Interface dataset entries:
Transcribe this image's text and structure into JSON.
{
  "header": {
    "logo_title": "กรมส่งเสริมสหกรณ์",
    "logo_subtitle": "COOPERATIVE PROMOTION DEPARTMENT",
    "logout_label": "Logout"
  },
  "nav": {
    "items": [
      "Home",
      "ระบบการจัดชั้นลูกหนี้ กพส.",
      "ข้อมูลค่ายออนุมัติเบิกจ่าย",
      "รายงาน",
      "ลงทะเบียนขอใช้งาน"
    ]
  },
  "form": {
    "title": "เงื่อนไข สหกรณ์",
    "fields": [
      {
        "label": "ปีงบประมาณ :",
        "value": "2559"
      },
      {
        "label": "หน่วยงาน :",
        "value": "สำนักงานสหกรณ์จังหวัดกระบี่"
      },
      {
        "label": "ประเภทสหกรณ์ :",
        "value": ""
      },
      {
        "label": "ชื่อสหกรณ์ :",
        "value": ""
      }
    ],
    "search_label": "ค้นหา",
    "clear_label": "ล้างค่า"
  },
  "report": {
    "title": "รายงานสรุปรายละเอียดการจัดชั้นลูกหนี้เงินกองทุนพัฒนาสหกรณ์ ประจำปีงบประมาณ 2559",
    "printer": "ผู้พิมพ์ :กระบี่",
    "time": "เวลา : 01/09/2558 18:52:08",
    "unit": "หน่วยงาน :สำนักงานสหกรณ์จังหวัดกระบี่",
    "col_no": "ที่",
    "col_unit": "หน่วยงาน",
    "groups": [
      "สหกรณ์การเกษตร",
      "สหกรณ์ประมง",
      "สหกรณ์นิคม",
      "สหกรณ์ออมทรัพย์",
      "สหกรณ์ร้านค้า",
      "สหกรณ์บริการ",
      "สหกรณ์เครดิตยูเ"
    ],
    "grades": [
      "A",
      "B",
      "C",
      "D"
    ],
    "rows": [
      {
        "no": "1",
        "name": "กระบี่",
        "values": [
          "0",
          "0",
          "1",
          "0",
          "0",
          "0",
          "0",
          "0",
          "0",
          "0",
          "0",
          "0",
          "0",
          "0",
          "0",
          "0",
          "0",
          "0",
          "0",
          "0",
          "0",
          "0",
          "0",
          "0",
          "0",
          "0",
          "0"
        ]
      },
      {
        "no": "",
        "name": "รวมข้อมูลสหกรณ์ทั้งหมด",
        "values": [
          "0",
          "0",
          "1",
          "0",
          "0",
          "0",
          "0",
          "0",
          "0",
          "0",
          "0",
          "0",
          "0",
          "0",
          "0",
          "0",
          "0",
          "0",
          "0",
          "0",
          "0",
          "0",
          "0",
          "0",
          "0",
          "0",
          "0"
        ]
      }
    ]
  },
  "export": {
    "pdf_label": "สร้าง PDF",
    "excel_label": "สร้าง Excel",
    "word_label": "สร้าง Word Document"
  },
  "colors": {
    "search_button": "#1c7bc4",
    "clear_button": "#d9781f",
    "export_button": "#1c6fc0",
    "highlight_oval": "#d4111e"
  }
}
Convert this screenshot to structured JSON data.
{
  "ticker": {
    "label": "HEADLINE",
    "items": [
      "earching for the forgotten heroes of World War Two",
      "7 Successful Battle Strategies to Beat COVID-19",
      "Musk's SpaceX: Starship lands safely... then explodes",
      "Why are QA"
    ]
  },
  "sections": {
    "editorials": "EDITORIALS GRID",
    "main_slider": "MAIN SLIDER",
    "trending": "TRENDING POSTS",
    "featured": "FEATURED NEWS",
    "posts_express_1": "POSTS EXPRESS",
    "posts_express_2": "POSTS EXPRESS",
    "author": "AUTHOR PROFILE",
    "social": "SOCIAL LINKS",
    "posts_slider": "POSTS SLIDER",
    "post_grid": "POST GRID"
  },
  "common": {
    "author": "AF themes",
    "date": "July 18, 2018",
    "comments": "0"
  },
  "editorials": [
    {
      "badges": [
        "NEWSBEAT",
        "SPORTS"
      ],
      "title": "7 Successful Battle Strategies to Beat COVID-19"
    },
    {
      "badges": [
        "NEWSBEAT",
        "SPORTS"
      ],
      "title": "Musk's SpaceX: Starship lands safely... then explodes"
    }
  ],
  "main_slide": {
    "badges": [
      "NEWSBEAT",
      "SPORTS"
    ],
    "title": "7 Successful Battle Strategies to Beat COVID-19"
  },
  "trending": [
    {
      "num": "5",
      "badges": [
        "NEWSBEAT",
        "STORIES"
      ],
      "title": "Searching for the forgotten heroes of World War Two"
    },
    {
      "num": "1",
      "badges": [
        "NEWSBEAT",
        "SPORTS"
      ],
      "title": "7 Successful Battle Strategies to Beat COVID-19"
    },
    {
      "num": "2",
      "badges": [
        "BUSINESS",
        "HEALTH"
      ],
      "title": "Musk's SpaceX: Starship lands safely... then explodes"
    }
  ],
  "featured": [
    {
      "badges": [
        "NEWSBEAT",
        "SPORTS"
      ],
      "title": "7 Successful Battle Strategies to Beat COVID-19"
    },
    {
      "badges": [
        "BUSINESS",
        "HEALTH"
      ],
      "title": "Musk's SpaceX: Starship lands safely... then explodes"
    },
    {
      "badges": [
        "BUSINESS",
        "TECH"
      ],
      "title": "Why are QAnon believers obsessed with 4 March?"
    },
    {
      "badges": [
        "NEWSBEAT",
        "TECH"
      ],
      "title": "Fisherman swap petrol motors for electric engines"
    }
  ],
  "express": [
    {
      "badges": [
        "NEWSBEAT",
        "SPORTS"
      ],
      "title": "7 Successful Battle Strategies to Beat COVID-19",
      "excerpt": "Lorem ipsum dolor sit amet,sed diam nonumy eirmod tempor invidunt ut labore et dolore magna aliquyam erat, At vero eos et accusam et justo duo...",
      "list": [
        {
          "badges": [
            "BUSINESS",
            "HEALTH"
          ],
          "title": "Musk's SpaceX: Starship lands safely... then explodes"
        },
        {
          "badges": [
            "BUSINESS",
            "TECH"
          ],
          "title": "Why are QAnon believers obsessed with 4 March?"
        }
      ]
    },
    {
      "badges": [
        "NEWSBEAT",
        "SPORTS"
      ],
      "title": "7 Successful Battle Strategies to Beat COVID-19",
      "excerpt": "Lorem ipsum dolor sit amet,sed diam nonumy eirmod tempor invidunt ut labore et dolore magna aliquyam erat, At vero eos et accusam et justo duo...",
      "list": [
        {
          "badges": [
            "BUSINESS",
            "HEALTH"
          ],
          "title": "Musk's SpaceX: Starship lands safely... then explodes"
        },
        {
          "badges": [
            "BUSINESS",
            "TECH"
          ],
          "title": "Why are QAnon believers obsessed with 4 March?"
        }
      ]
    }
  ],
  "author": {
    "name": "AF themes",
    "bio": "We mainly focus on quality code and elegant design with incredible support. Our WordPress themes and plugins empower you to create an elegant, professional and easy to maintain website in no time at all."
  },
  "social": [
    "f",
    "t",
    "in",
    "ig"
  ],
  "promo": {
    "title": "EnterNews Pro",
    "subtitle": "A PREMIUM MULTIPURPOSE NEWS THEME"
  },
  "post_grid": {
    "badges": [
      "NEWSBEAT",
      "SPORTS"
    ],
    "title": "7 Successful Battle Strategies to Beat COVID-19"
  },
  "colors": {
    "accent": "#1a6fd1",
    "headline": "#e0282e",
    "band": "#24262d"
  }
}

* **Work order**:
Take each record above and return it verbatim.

* **Exercise response**:
Transcribe this image's text and structure into JSON.
{
  "header": {
    "logo_title": "กรมส่งเสริมสหกรณ์",
    "logo_subtitle": "COOPERATIVE PROMOTION DEPARTMENT",
    "logout_label": "Logout"
  },
  "nav": {
    "items": [
      "Home",
      "ระบบการจัดชั้นลูกหนี้ กพส.",
      "ข้อมูลค่ายออนุมัติเบิกจ่าย",
      "รายงาน",
      "ลงทะเบียนขอใช้งาน"
    ]
  },
  "form": {
    "title": "เงื่อนไข สหกรณ์",
    "fields": [
      {
        "label": "ปีงบประมาณ :",
        "value": "2559"
      },
      {
        "label": "หน่วยงาน :",
        "value": "สำนักงานสหกรณ์จังหวัดกระบี่"
      },
      {
        "label": "ประเภทสหกรณ์ :",
        "value": ""
      },
      {
        "label": "ชื่อสหกรณ์ :",
        "value": ""
      }
    ],
    "search_label": "ค้นหา",
    "clear_label": "ล้างค่า"
  },
  "report": {
    "title": "รายงานสรุปรายละเอียดการจัดชั้นลูกหนี้เงินกองทุนพัฒนาสหกรณ์ ประจำปีงบประมาณ 2559",
    "printer": "ผู้พิมพ์ :กระบี่",
    "time": "เวลา : 01/09/2558 18:52:08",
    "unit": "หน่วยงาน :สำนักงานสหกรณ์จังหวัดกระบี่",
    "col_no": "ที่",
    "col_unit": "หน่วยงาน",
    "groups": [
      "สหกรณ์การเกษตร",
      "สหกรณ์ประมง",
      "สหกรณ์นิคม",
      "สหกรณ์ออมทรัพย์",
      "สหกรณ์ร้านค้า",
      "สหกรณ์บริการ",
      "สหกรณ์เครดิตยูเ"
    ],
    "grades": [
      "A",
      "B",
      "C",
      "D"
    ],
    "rows": [
      {
        "no": "1",
        "name": "กระบี่",
        "values": [
          "0",
          "0",
          "1",
          "0",
          "0",
          "0",
          "0",
          "0",
          "0",
          "0",
          "0",
          "0",
          "0",
          "0",
          "0",
          "0",
          "0",
          "0",
          "0",
          "0",
          "0",
          "0",
          "0",
          "0",
          "0",
          "0",
          "0"
        ]
      },
      {
        "no": "",
        "name": "รวมข้อมูลสหกรณ์ทั้งหมด",
        "values": [
          "0",
          "0",
          "1",
          "0",
          "0",
          "0",
          "0",
          "0",
          "0",
          "0",
          "0",
          "0",
          "0",
          "0",
          "0",
          "0",
          "0",
          "0",
          "0",
          "0",
          "0",
          "0",
          "0",
          "0",
          "0",
          "0",
          "0"
        ]
      }
    ]
  },
  "export": {
    "pdf_label": "สร้าง PDF",
    "excel_label": "สร้าง Excel",
    "word_label": "สร้าง Word Document"
  },
  "colors": {
    "search_button": "#1c7bc4",
    "clear_button": "#d9781f",
    "export_button": "#1c6fc0",
    "highlight_oval": "#d4111e"
  }
}
Convert this screenshot to structured JSON data.
{
  "ticker": {
    "label": "HEADLINE",
    "items": [
      "earching for the forgotten heroes of World War Two",
      "7 Successful Battle Strategies to Beat COVID-19",
      "Musk's SpaceX: Starship lands safely... then explodes",
      "Why are QA"
    ]
  },
  "sections": {
    "editorials": "EDITORIALS GRID",
    "main_slider": "MAIN SLIDER",
    "trending": "TRENDING POSTS",
    "featured": "FEATURED NEWS",
    "posts_express_1": "POSTS EXPRESS",
    "posts_express_2": "POSTS EXPRESS",
    "author": "AUTHOR PROFILE",
    "social": "SOCIAL LINKS",
    "posts_slider": "POSTS SLIDER",
    "post_grid": "POST GRID"
  },
  "common": {
    "author": "AF themes",
    "date": "July 18, 2018",
    "comments": "0"
  },
  "editorials": [
    {
      "badges": [
        "NEWSBEAT",
        "SPORTS"
      ],
      "title": "7 Successful Battle Strategies to Beat COVID-19"
    },
    {
      "badges": [
        "NEWSBEAT",
        "SPORTS"
      ],
      "title": "Musk's SpaceX: Starship lands safely... then explodes"
    }
  ],
  "main_slide": {
    "badges": [
      "NEWSBEAT",
      "SPORTS"
    ],
    "title": "7 Successful Battle Strategies to Beat COVID-19"
  },
  "trending": [
    {
      "num": "5",
      "badges": [
        "NEWSBEAT",
        "STORIES"
      ],
      "title": "Searching for the forgotten heroes of World War Two"
    },
    {
      "num": "1",
      "badges": [
        "NEWSBEAT",
        "SPORTS"
      ],
      "title": "7 Successful Battle Strategies to Beat COVID-19"
    },
    {
      "num": "2",
      "badges": [
        "BUSINESS",
        "HEALTH"
      ],
      "title": "Musk's SpaceX: Starship lands safely... then explodes"
    }
  ],
  "featured": [
    {
      "badges": [
        "NEWSBEAT",
        "SPORTS"
      ],
      "title": "7 Successful Battle Strategies to Beat COVID-19"
    },
    {
      "badges": [
        "BUSINESS",
        "HEALTH"
      ],
      "title": "Musk's SpaceX: Starship lands safely... then explodes"
    },
    {
      "badges": [
        "BUSINESS",
        "TECH"
      ],
      "title": "Why are QAnon believers obsessed with 4 March?"
    },
    {
      "badges": [
        "NEWSBEAT",
        "TECH"
      ],
      "title": "Fisherman swap petrol motors for electric engines"
    }
  ],
  "express": [
    {
      "badges": [
        "NEWSBEAT",
        "SPORTS"
      ],
      "title": "7 Successful Battle Strategies to Beat COVID-19",
      "excerpt": "Lorem ipsum dolor sit amet,sed diam nonumy eirmod tempor invidunt ut labore et dolore magna aliquyam erat, At vero eos et accusam et justo duo...",
      "list": [
        {
          "badges": [
            "BUSINESS",
            "HEALTH"
          ],
          "title": "Musk's SpaceX: Starship lands safely... then explodes"
        },
        {
          "badges": [
            "BUSINESS",
            "TECH"
          ],
          "title": "Why are QAnon believers obsessed with 4 March?"
        }
      ]
    },
    {
      "badges": [
        "NEWSBEAT",
        "SPORTS"
      ],
      "title": "7 Successful Battle Strategies to Beat COVID-19",
      "excerpt": "Lorem ipsum dolor sit amet,sed diam nonumy eirmod tempor invidunt ut labore et dolore magna aliquyam erat, At vero eos et accusam et justo duo...",
      "list": [
        {
          "badges": [
            "BUSINESS",
            "HEALTH"
          ],
          "title": "Musk's SpaceX: Starship lands safely... then explodes"
        },
        {
          "badges": [
            "BUSINESS",
            "TECH"
          ],
          "title": "Why are QAnon believers obsessed with 4 March?"
        }
      ]
    }
  ],
  "author": {
    "name": "AF themes",
    "bio": "We mainly focus on quality code and elegant design with incredible support. Our WordPress themes and plugins empower you to create an elegant, professional and easy to maintain website in no time at all."
  },
  "social": [
    "f",
    "t",
    "in",
    "ig"
  ],
  "promo": {
    "title": "EnterNews Pro",
    "subtitle": "A PREMIUM MULTIPURPOSE NEWS THEME"
  },
  "post_grid": {
    "badges": [
      "NEWSBEAT",
      "SPORTS"
    ],
    "title": "7 Successful Battle Strategies to Beat COVID-19"
  },
  "colors": {
    "accent": "#1a6fd1",
    "headline": "#e0282e",
    "band": "#24262d"
  }
}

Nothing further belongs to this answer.